• [Dataset records]
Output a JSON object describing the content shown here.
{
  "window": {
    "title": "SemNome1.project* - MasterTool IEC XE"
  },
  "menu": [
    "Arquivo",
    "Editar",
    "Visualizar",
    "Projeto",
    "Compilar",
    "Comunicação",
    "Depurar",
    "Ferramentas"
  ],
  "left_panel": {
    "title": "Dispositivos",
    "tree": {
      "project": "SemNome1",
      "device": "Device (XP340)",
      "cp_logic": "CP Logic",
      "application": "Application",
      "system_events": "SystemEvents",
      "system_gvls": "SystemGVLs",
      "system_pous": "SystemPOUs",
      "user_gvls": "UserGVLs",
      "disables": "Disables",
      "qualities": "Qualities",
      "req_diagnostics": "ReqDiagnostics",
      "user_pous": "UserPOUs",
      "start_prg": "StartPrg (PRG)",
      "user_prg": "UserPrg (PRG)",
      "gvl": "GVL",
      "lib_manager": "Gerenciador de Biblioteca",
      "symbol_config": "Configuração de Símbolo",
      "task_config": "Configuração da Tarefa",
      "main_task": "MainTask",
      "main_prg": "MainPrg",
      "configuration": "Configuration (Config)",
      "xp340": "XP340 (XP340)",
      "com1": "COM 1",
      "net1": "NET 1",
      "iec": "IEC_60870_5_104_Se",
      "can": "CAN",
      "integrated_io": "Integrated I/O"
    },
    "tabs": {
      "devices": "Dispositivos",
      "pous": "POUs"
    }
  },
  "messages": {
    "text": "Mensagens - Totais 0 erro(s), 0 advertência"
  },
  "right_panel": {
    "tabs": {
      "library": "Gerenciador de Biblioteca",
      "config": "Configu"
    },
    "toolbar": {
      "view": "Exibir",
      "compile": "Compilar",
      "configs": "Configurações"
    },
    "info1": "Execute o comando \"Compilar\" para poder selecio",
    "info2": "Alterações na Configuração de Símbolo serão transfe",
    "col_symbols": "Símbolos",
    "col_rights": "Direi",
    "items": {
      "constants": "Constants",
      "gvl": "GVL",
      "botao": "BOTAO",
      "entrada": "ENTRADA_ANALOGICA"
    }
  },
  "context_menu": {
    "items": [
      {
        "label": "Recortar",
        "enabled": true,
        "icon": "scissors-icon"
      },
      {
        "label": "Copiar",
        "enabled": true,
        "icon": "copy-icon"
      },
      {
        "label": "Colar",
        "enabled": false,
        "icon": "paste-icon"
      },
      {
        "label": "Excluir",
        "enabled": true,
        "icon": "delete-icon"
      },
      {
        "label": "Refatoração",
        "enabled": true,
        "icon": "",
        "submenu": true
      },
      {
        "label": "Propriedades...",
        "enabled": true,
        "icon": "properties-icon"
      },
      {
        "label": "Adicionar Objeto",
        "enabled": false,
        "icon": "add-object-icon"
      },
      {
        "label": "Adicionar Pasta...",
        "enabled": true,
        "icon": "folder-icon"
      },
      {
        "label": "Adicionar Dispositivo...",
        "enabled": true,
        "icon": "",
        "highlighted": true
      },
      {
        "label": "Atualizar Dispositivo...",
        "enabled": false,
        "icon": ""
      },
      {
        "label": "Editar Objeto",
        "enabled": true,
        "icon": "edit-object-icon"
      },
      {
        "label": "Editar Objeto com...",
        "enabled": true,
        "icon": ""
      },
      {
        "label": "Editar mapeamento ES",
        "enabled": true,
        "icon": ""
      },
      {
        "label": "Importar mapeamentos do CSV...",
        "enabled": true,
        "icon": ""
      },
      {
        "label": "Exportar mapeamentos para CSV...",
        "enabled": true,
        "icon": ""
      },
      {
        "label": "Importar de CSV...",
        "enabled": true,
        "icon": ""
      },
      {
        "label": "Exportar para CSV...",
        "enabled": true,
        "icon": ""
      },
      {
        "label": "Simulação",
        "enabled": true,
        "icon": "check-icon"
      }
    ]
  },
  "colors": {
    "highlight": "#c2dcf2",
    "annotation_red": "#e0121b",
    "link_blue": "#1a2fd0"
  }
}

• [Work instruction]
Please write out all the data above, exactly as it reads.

• [Result]
Output a JSON object describing the content shown here.
{
  "window": {
    "title": "SemNome1.project* - MasterTool IEC XE"
  },
  "menu": [
    "Arquivo",
    "Editar",
    "Visualizar",
    "Projeto",
    "Compilar",
    "Comunicação",
    "Depurar",
    "Ferramentas"
  ],
  "left_panel": {
    "title": "Dispositivos",
    "tree": {
      "project": "SemNome1",
      "device": "Device (XP340)",
      "cp_logic": "CP Logic",
      "application": "Application",
      "system_events": "SystemEvents",
      "system_gvls": "SystemGVLs",
      "system_pous": "SystemPOUs",
      "user_gvls": "UserGVLs",
      "disables": "Disables",
      "qualities": "Qualities",
      "req_diagnostics": "ReqDiagnostics",
      "user_pous": "UserPOUs",
      "start_prg": "StartPrg (PRG)",
      "user_prg": "UserPrg (PRG)",
      "gvl": "GVL",
      "lib_manager": "Gerenciador de Biblioteca",
      "symbol_config": "Configuração de Símbolo",
      "task_config": "Configuração da Tarefa",
      "main_task": "MainTask",
      "main_prg": "MainPrg",
      "configuration": "Configuration (Config)",
      "xp340": "XP340 (XP340)",
      "com1": "COM 1",
      "net1": "NET 1",
      "iec": "IEC_60870_5_104_Se",
      "can": "CAN",
      "integrated_io": "Integrated I/O"
    },
    "tabs": {
      "devices": "Dispositivos",
      "pous": "POUs"
    }
  },
  "messages": {
    "text": "Mensagens - Totais 0 erro(s), 0 advertência"
  },
  "right_panel": {
    "tabs": {
      "library": "Gerenciador de Biblioteca",
      "config": "Configu"
    },
    "toolbar": {
      "view": "Exibir",
      "compile": "Compilar",
      "configs": "Configurações"
    },
    "info1": "Execute o comando \"Compilar\" para poder selecio",
    "info2": "Alterações na Configuração de Símbolo serão transfe",
    "col_symbols": "Símbolos",
    "col_rights": "Direi",
    "items": {
      "constants": "Constants",
      "gvl": "GVL",
      "botao": "BOTAO",
      "entrada": "ENTRADA_ANALOGICA"
    }
  },
  "context_menu": {
    "items": [
      {
        "label": "Recortar",
        "enabled": true,
        "icon": "scissors-icon"
      },
      {
        "label": "Copiar",
        "enabled": true,
        "icon": "copy-icon"
      },
      {
        "label": "Colar",
        "enabled": false,
        "icon": "paste-icon"
      },
      {
        "label": "Excluir",
        "enabled": true,
        "icon": "delete-icon"
      },
      {
        "label": "Refatoração",
        "enabled": true,
        "icon": "",
        "submenu": true
      },
      {
        "label": "Propriedades...",
        "enabled": true,
        "icon": "properties-icon"
      },
      {
        "label": "Adicionar Objeto",
        "enabled": false,
        "icon": "add-object-icon"
      },
      {
        "label": "Adicionar Pasta...",
        "enabled": true,
        "icon": "folder-icon"
      },
      {
        "label": "Adicionar Dispositivo...",
        "enabled": true,
        "icon": "",
        "highlighted": true
      },
      {
        "label": "Atualizar Dispositivo...",
        "enabled": false,
        "icon": ""
      },
      {
        "label": "Editar Objeto",
        "enabled": true,
        "icon": "edit-object-icon"
      },
      {
        "label": "Editar Objeto com...",
        "enabled": true,
        "icon": ""
      },
      {
        "label": "Editar mapeamento ES",
        "enabled": true,
        "icon": ""
      },
      {
        "label": "Importar mapeamentos do CSV...",
        "enabled": true,
        "icon": ""
      },
      {
        "label": "Exportar mapeamentos para CSV...",
        "enabled": true,
        "icon": ""
      },
      {
        "label": "Importar de CSV...",
        "enabled": true,
        "icon": ""
      },
      {
        "label": "Exportar para CSV...",
        "enabled": true,
        "icon": ""
      },
      {
        "label": "Simulação",
        "enabled": true,
        "icon": "check-icon"
      }
    ]
  },
  "colors": {
    "highlight": "#c2dcf2",
    "annotation_red": "#e0121b",
    "link_blue": "#1a2fd0"
  }
}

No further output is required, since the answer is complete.